[Entries from a dataset of interfaces]
# # # # #

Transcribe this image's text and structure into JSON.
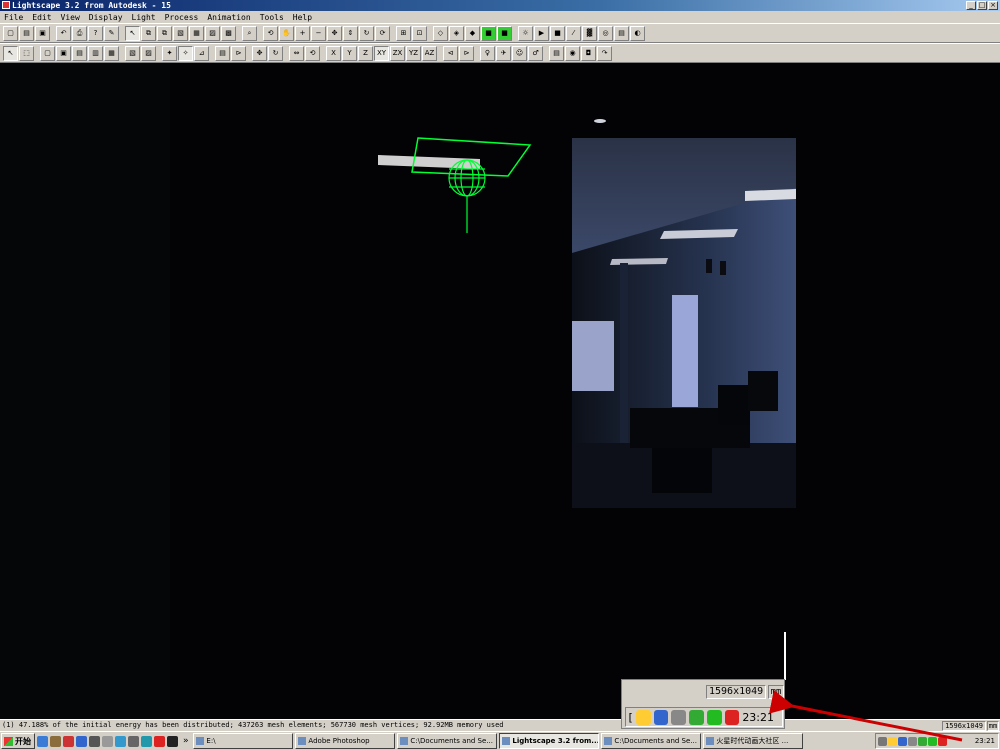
{
  "window": {
    "title": "Lightscape 3.2 from Autodesk - 15"
  },
  "menu": [
    "File",
    "Edit",
    "View",
    "Display",
    "Light",
    "Process",
    "Animation",
    "Tools",
    "Help"
  ],
  "toolbar_axes": [
    "X",
    "Y",
    "Z",
    "XY",
    "ZX",
    "YZ",
    "AZ"
  ],
  "status": {
    "message": "(1) 47.188% of the initial energy has been distributed; 437263 mesh elements; 567730 mesh vertices; 92.92MB memory used",
    "resolution": "1596x1049",
    "unit": "mm"
  },
  "callout": {
    "resolution": "1596x1049",
    "unit": "mm",
    "clock": "23:21",
    "bracket": "["
  },
  "taskbar": {
    "start_label": "开始",
    "overflow": "»",
    "tasks": [
      {
        "label": "E:\\",
        "active": false
      },
      {
        "label": "Adobe Photoshop",
        "active": false
      },
      {
        "label": "C:\\Documents and Se...",
        "active": false
      },
      {
        "label": "Lightscape 3.2 from...",
        "active": true
      },
      {
        "label": "C:\\Documents and Se...",
        "active": false
      },
      {
        "label": "火星时代动画大社区 ...",
        "active": false
      }
    ],
    "clock": "23:21"
  },
  "colors": {
    "gizmo": "#00ff33",
    "annotation_arrow": "#cc0000",
    "chrome": "#d4d0c8",
    "title_start": "#0a246a"
  }
}
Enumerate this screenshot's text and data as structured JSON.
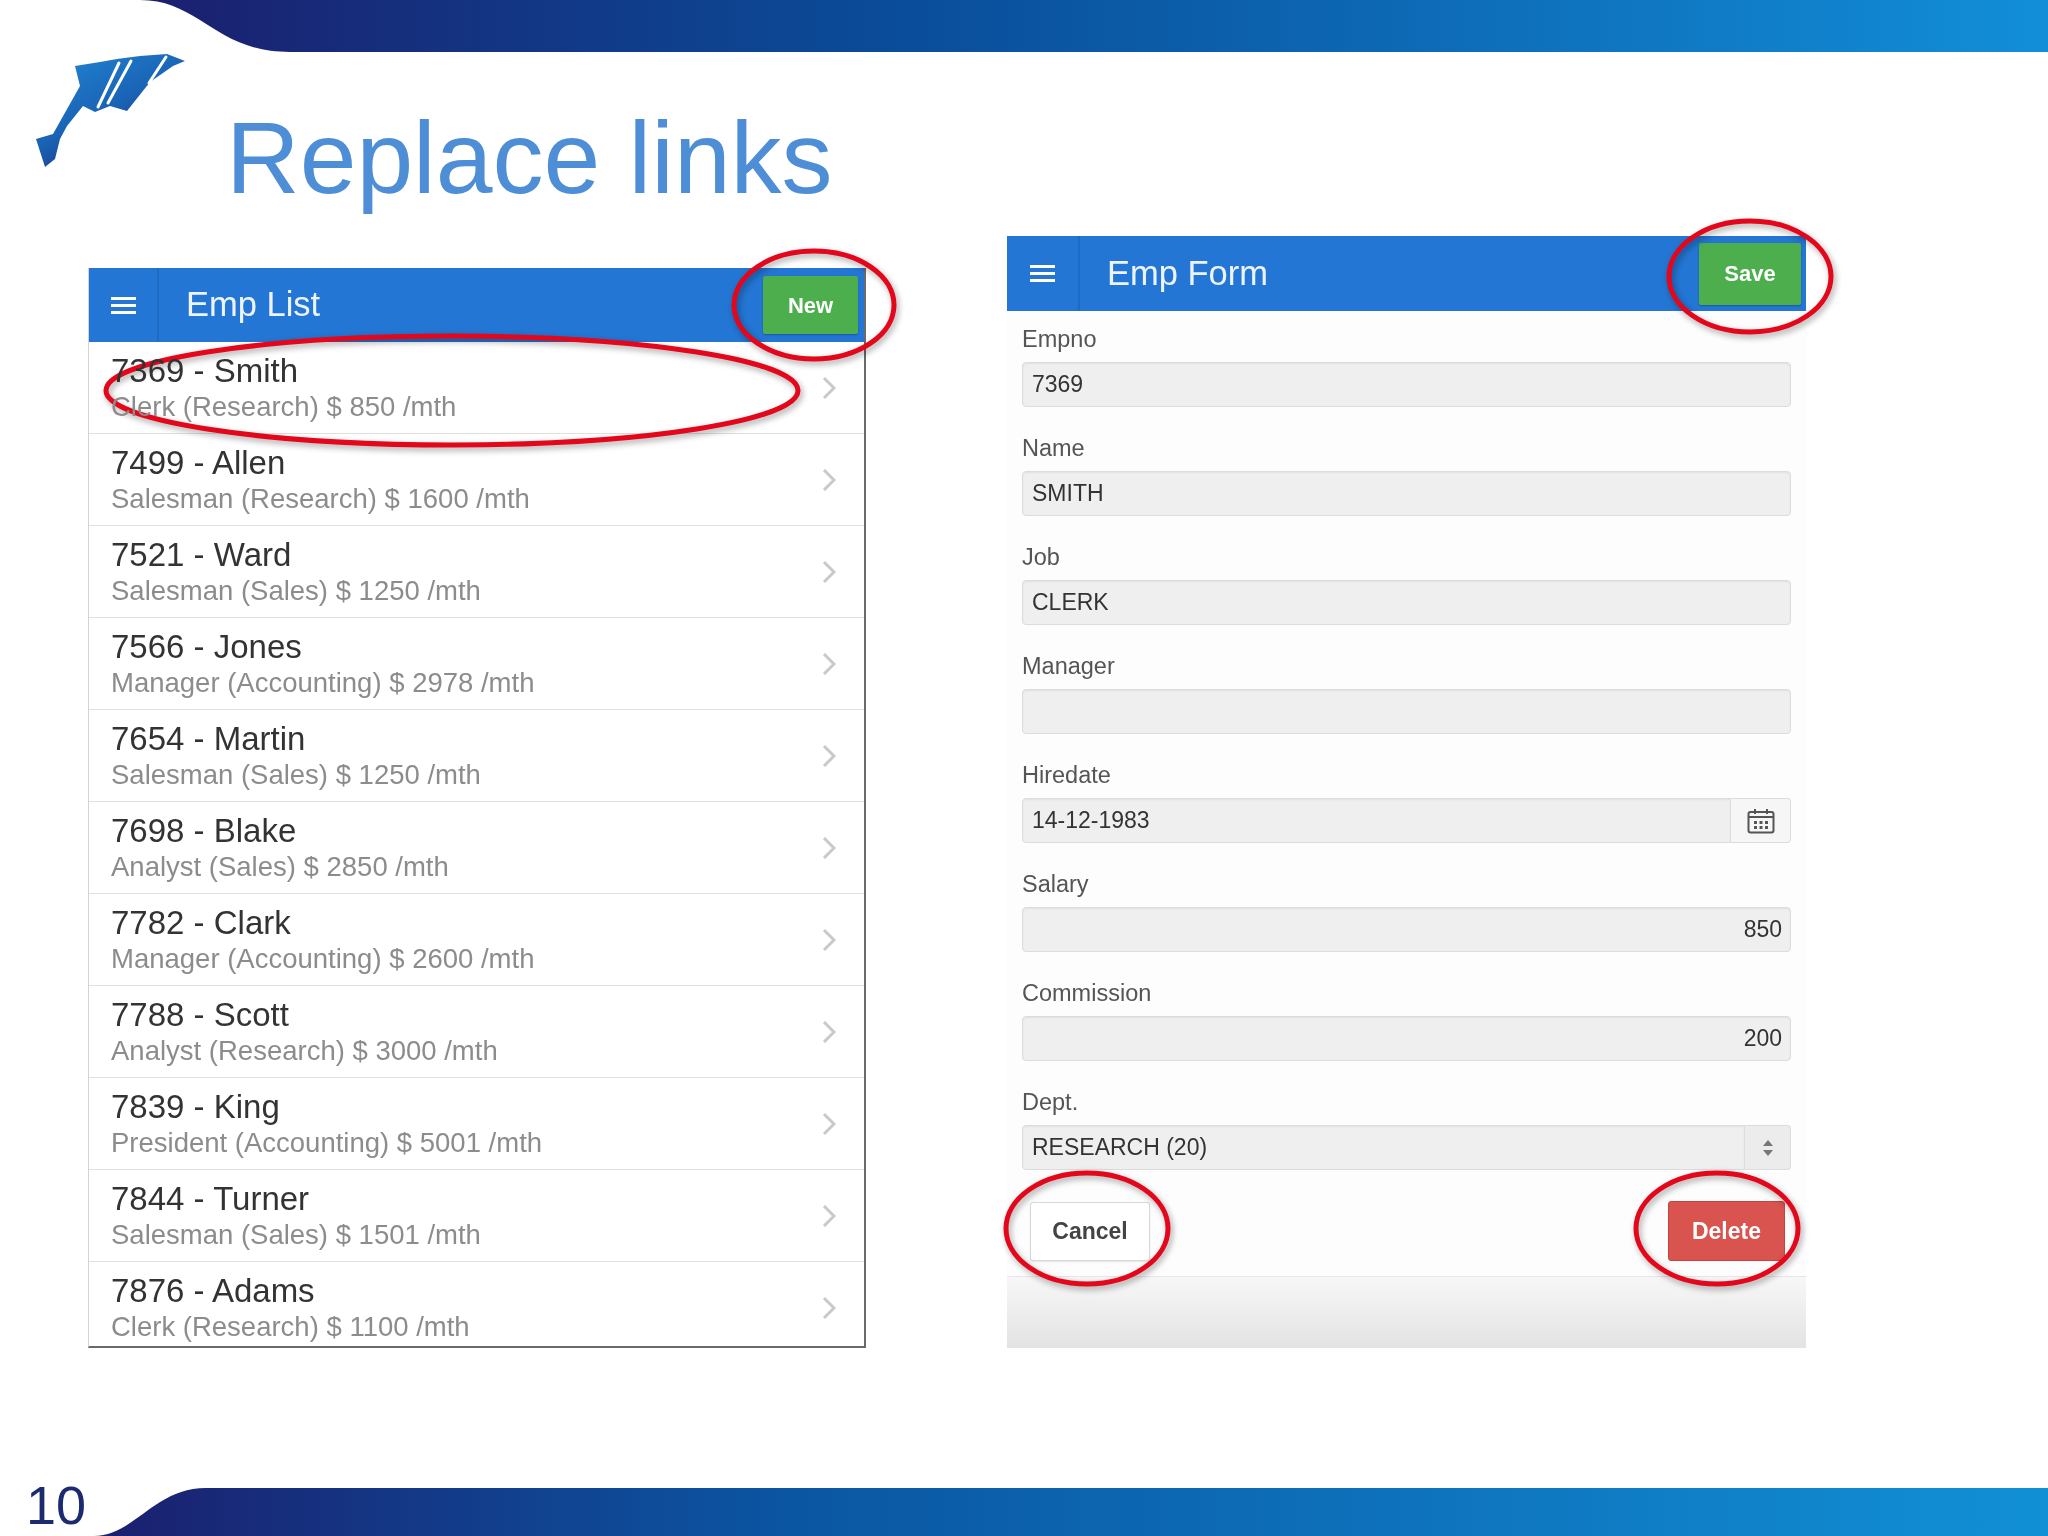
{
  "slide": {
    "title": "Replace links",
    "page_number": "10"
  },
  "emp_list": {
    "title": "Emp List",
    "new_button": {
      "label": "New",
      "circled": true
    },
    "rows": [
      {
        "title": "7369 - Smith",
        "subtitle": "Clerk (Research) $ 850 /mth",
        "circled": true
      },
      {
        "title": "7499 - Allen",
        "subtitle": "Salesman (Research) $ 1600 /mth",
        "circled": false
      },
      {
        "title": "7521 - Ward",
        "subtitle": "Salesman (Sales) $ 1250 /mth",
        "circled": false
      },
      {
        "title": "7566 - Jones",
        "subtitle": "Manager (Accounting) $ 2978 /mth",
        "circled": false
      },
      {
        "title": "7654 - Martin",
        "subtitle": "Salesman (Sales) $ 1250 /mth",
        "circled": false
      },
      {
        "title": "7698 - Blake",
        "subtitle": "Analyst (Sales) $ 2850 /mth",
        "circled": false
      },
      {
        "title": "7782 - Clark",
        "subtitle": "Manager (Accounting) $ 2600 /mth",
        "circled": false
      },
      {
        "title": "7788 - Scott",
        "subtitle": "Analyst (Research) $ 3000 /mth",
        "circled": false
      },
      {
        "title": "7839 - King",
        "subtitle": "President (Accounting) $ 5001 /mth",
        "circled": false
      },
      {
        "title": "7844 - Turner",
        "subtitle": "Salesman (Sales) $ 1501 /mth",
        "circled": false
      },
      {
        "title": "7876 - Adams",
        "subtitle": "Clerk (Research) $ 1100 /mth",
        "circled": false
      }
    ]
  },
  "emp_form": {
    "title": "Emp Form",
    "save_button": {
      "label": "Save",
      "circled": true
    },
    "fields": [
      {
        "kind": "text",
        "label": "Empno",
        "value": "7369"
      },
      {
        "kind": "text",
        "label": "Name",
        "value": "SMITH"
      },
      {
        "kind": "text",
        "label": "Job",
        "value": "CLERK"
      },
      {
        "kind": "text",
        "label": "Manager"
      },
      {
        "kind": "date",
        "label": "Hiredate",
        "value": "14-12-1983"
      },
      {
        "kind": "number",
        "label": "Salary",
        "value": "850"
      },
      {
        "kind": "number",
        "label": "Commission",
        "value": "200"
      },
      {
        "kind": "select",
        "label": "Dept.",
        "value": "RESEARCH (20)"
      }
    ],
    "buttons": [
      {
        "kind": "default",
        "label": "Cancel",
        "circled": true
      },
      {
        "kind": "danger",
        "label": "Delete",
        "circled": true
      }
    ]
  }
}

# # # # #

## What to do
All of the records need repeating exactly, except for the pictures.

## Answer for the task
Transcribe this image's text and structure into JSON.
{
  "window": {
    "title": "Lightscape 3.2 from Autodesk - 15"
  },
  "menu": [
    "File",
    "Edit",
    "View",
    "Display",
    "Light",
    "Process",
    "Animation",
    "Tools",
    "Help"
  ],
  "toolbar_axes": [
    "X",
    "Y",
    "Z",
    "XY",
    "ZX",
    "YZ",
    "AZ"
  ],
  "status": {
    "message": "(1) 47.188% of the initial energy has been distributed; 437263 mesh elements; 567730 mesh vertices; 92.92MB memory used",
    "resolution": "1596x1049",
    "unit": "mm"
  },
  "callout": {
    "resolution": "1596x1049",
    "unit": "mm",
    "clock": "23:21",
    "bracket": "["
  },
  "taskbar": {
    "start_label": "开始",
    "overflow": "»",
    "tasks": [
      {
        "label": "E:\\",
        "active": false
      },
      {
        "label": "Adobe Photoshop",
        "active": false
      },
      {
        "label": "C:\\Documents and Se...",
        "active": false
      },
      {
        "label": "Lightscape 3.2 from...",
        "active": true
      },
      {
        "label": "C:\\Documents and Se...",
        "active": false
      },
      {
        "label": "火星时代动画大社区 ...",
        "active": false
      }
    ],
    "clock": "23:21"
  },
  "colors": {
    "gizmo": "#00ff33",
    "annotation_arrow": "#cc0000",
    "chrome": "#d4d0c8",
    "title_start": "#0a246a"
  }
}
Enumerate this screenshot's text and data as structured JSON.
{
  "slide": {
    "title": "Replace links",
    "page_number": "10"
  },
  "emp_list": {
    "title": "Emp List",
    "new_button": {
      "label": "New",
      "circled": true
    },
    "rows": [
      {
        "title": "7369 - Smith",
        "subtitle": "Clerk (Research) $ 850 /mth",
        "circled": true
      },
      {
        "title": "7499 - Allen",
        "subtitle": "Salesman (Research) $ 1600 /mth",
        "circled": false
      },
      {
        "title": "7521 - Ward",
        "subtitle": "Salesman (Sales) $ 1250 /mth",
        "circled": false
      },
      {
        "title": "7566 - Jones",
        "subtitle": "Manager (Accounting) $ 2978 /mth",
        "circled": false
      },
      {
        "title": "7654 - Martin",
        "subtitle": "Salesman (Sales) $ 1250 /mth",
        "circled": false
      },
      {
        "title": "7698 - Blake",
        "subtitle": "Analyst (Sales) $ 2850 /mth",
        "circled": false
      },
      {
        "title": "7782 - Clark",
        "subtitle": "Manager (Accounting) $ 2600 /mth",
        "circled": false
      },
      {
        "title": "7788 - Scott",
        "subtitle": "Analyst (Research) $ 3000 /mth",
        "circled": false
      },
      {
        "title": "7839 - King",
        "subtitle": "President (Accounting) $ 5001 /mth",
        "circled": false
      },
      {
        "title": "7844 - Turner",
        "subtitle": "Salesman (Sales) $ 1501 /mth",
        "circled": false
      },
      {
        "title": "7876 - Adams",
        "subtitle": "Clerk (Research) $ 1100 /mth",
        "circled": false
      }
    ]
  },
  "emp_form": {
    "title": "Emp Form",
    "save_button": {
      "label": "Save",
      "circled": true
    },
    "fields": [
      {
        "kind": "text",
        "label": "Empno",
        "value": "7369"
      },
      {
        "kind": "text",
        "label": "Name",
        "value": "SMITH"
      },
      {
        "kind": "text",
        "label": "Job",
        "value": "CLERK"
      },
      {
        "kind": "text",
        "label": "Manager"
      },
      {
        "kind": "date",
        "label": "Hiredate",
        "value": "14-12-1983"
      },
      {
        "kind": "number",
        "label": "Salary",
        "value": "850"
      },
      {
        "kind": "number",
        "label": "Commission",
        "value": "200"
      },
      {
        "kind": "select",
        "label": "Dept.",
        "value": "RESEARCH (20)"
      }
    ],
    "buttons": [
      {
        "kind": "default",
        "label": "Cancel",
        "circled": true
      },
      {
        "kind": "danger",
        "label": "Delete",
        "circled": true
      }
    ]
  }
}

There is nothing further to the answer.